━━━━━ Input ━━━━━

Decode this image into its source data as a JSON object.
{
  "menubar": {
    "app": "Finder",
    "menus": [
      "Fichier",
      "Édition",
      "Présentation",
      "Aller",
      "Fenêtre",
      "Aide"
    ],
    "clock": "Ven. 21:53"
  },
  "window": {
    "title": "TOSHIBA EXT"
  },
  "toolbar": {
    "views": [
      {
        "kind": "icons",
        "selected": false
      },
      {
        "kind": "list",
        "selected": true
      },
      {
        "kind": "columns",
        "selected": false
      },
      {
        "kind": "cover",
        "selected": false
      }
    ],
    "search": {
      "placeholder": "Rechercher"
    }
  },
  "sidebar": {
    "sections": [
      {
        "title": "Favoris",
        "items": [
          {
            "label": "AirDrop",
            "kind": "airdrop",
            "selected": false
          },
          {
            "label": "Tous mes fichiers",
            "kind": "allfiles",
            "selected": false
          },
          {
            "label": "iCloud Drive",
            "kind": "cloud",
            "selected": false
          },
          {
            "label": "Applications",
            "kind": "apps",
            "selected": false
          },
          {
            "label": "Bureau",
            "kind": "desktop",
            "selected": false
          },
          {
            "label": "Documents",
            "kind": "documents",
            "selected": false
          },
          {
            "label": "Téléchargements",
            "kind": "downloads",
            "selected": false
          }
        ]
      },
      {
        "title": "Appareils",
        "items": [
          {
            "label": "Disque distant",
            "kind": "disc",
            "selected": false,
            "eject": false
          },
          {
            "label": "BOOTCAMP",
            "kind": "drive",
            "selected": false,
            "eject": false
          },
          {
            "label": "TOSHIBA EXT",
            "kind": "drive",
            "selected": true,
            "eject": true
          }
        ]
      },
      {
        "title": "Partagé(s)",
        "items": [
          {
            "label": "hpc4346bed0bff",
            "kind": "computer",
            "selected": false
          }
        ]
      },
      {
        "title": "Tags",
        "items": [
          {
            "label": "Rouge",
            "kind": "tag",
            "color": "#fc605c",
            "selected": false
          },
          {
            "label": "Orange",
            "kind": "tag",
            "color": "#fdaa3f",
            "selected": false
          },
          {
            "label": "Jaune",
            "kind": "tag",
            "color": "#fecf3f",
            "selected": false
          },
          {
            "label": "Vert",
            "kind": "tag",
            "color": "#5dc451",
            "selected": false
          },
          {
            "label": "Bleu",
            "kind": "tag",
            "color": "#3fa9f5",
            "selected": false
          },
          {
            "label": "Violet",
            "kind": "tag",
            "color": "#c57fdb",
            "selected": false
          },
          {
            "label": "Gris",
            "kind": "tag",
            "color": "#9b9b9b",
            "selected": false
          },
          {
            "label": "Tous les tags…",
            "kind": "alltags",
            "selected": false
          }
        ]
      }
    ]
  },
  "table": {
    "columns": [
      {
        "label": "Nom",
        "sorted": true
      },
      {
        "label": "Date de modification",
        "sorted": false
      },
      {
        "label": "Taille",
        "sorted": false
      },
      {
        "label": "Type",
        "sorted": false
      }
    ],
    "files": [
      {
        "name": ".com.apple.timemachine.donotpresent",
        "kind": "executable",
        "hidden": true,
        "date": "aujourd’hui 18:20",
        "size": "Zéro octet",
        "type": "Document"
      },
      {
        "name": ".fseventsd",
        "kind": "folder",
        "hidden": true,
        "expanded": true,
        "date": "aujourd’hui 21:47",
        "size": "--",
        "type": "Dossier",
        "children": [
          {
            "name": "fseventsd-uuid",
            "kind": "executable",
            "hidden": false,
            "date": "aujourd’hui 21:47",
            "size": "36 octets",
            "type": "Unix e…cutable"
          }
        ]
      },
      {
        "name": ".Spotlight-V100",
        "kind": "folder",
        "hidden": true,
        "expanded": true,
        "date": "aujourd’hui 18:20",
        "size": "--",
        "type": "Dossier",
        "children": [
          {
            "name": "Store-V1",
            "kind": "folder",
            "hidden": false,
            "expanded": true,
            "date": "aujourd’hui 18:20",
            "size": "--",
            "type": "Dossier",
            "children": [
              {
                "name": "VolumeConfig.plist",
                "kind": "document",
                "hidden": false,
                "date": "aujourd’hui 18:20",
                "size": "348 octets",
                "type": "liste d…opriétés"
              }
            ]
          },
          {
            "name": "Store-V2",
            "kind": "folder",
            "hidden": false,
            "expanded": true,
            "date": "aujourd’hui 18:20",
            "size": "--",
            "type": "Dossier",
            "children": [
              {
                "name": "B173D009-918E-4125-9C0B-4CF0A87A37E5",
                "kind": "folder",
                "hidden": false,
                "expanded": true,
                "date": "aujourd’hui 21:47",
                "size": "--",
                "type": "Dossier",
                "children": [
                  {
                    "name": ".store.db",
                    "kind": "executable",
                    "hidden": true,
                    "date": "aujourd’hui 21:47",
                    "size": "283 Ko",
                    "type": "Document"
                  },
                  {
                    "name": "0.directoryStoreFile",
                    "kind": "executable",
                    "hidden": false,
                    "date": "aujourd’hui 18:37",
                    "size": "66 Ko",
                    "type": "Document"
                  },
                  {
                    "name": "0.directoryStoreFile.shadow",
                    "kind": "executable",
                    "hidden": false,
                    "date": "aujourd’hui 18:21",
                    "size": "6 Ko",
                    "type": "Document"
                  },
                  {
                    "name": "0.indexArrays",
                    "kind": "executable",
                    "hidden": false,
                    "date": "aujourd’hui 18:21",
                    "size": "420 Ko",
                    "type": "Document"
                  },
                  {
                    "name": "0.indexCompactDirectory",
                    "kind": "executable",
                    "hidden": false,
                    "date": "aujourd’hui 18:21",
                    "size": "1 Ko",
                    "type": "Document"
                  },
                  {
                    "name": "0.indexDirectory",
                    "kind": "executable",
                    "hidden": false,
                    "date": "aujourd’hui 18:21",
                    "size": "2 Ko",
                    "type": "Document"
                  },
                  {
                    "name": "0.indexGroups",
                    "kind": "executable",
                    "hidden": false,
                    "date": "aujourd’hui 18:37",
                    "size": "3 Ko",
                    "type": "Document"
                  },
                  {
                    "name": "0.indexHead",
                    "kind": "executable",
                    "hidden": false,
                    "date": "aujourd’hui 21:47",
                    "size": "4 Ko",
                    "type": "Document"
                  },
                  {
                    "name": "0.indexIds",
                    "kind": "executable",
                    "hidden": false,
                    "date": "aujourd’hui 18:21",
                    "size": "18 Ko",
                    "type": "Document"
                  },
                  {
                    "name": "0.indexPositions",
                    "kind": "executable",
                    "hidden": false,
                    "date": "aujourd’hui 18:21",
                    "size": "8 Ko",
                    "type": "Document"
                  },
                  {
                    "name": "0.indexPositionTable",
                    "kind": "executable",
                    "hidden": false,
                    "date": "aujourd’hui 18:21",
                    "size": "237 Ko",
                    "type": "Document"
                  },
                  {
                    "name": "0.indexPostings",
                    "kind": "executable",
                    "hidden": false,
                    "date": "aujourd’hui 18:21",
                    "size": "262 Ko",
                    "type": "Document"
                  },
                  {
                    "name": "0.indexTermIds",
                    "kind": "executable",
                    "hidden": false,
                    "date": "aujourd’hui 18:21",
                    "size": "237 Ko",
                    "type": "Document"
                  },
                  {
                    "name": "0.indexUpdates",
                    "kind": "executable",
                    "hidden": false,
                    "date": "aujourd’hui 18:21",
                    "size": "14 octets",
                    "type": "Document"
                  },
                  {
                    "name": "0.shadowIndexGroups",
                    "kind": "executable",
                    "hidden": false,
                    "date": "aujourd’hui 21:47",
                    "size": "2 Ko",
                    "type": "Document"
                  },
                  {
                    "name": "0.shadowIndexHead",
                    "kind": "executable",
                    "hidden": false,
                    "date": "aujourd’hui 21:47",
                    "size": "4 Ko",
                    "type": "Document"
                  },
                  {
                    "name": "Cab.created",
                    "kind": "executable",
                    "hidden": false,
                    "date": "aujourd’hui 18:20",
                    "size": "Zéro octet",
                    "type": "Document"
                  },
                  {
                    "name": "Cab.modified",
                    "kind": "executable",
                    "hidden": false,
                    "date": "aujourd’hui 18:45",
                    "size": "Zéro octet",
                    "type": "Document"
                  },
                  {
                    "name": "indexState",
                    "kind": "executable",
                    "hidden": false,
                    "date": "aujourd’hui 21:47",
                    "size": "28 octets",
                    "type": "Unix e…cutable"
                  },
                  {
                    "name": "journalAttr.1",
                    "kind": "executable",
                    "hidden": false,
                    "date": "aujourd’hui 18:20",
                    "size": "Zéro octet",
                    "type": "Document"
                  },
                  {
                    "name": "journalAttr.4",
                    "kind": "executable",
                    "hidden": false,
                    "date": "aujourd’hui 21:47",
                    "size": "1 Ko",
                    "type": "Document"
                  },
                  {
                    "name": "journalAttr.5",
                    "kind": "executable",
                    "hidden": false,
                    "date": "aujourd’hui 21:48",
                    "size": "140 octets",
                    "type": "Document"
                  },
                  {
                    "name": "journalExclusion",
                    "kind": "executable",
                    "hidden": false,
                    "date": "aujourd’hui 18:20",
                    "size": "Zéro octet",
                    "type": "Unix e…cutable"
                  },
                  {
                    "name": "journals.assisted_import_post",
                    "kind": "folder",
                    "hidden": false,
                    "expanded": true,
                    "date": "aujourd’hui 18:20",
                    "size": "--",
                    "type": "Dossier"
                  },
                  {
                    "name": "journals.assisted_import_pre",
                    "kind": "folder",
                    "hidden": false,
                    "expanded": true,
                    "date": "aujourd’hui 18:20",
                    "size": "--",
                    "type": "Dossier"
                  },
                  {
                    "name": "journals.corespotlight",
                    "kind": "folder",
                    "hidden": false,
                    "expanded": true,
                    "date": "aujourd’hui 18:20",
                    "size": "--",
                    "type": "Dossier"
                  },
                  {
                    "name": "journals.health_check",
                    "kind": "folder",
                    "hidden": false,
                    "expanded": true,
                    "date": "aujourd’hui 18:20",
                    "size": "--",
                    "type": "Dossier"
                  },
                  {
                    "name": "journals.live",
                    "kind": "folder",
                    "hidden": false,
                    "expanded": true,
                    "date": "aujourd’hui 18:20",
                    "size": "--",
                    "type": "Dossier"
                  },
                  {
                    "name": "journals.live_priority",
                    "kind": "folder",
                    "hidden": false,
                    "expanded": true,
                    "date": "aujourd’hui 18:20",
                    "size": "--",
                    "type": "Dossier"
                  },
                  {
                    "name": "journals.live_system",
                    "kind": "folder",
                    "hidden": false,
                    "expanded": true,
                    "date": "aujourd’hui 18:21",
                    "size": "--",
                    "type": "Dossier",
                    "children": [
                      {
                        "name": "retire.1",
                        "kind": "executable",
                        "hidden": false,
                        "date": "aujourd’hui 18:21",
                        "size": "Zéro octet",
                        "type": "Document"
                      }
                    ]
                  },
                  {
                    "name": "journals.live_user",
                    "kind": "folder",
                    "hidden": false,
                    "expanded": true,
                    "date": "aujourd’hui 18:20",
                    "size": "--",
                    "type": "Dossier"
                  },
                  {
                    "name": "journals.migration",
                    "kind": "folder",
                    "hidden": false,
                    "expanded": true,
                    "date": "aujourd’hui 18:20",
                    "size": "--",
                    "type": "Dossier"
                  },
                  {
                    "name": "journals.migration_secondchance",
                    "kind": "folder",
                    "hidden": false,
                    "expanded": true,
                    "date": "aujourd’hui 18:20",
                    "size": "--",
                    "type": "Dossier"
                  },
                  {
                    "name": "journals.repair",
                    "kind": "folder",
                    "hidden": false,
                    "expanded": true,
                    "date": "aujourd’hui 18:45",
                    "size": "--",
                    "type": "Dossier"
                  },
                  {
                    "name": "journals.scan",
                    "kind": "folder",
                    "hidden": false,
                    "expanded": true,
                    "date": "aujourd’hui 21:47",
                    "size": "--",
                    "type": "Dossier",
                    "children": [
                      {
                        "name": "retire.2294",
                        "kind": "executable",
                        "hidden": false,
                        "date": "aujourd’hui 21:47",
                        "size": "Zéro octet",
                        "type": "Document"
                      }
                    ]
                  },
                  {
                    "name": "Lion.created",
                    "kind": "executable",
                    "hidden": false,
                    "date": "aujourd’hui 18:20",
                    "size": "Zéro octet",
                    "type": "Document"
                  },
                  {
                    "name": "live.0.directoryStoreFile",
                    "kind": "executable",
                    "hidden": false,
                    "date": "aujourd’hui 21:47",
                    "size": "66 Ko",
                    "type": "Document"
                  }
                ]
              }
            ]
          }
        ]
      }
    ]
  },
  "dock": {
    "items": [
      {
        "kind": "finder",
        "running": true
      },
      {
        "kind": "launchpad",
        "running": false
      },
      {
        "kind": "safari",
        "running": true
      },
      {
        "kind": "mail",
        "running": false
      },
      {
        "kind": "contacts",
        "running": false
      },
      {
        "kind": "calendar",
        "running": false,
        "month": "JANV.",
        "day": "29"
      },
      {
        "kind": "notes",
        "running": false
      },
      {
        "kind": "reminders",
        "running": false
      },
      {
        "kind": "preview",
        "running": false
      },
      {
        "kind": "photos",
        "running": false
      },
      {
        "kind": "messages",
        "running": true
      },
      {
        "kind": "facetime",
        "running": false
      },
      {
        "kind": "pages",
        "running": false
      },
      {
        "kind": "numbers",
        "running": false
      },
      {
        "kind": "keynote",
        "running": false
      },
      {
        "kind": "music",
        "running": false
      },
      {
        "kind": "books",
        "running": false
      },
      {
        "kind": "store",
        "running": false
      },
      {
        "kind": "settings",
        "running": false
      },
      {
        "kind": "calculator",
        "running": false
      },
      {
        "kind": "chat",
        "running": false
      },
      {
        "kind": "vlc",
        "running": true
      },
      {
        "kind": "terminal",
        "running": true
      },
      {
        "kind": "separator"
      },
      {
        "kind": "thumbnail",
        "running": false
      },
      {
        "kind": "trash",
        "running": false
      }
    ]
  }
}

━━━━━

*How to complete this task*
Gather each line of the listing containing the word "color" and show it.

*Exercise answer*
            "color": "#fc605c",
            "color": "#fdaa3f",
            "color": "#fecf3f",
            "color": "#5dc451",
            "color": "#3fa9f5",
            "color": "#c57fdb",
            "color": "#9b9b9b",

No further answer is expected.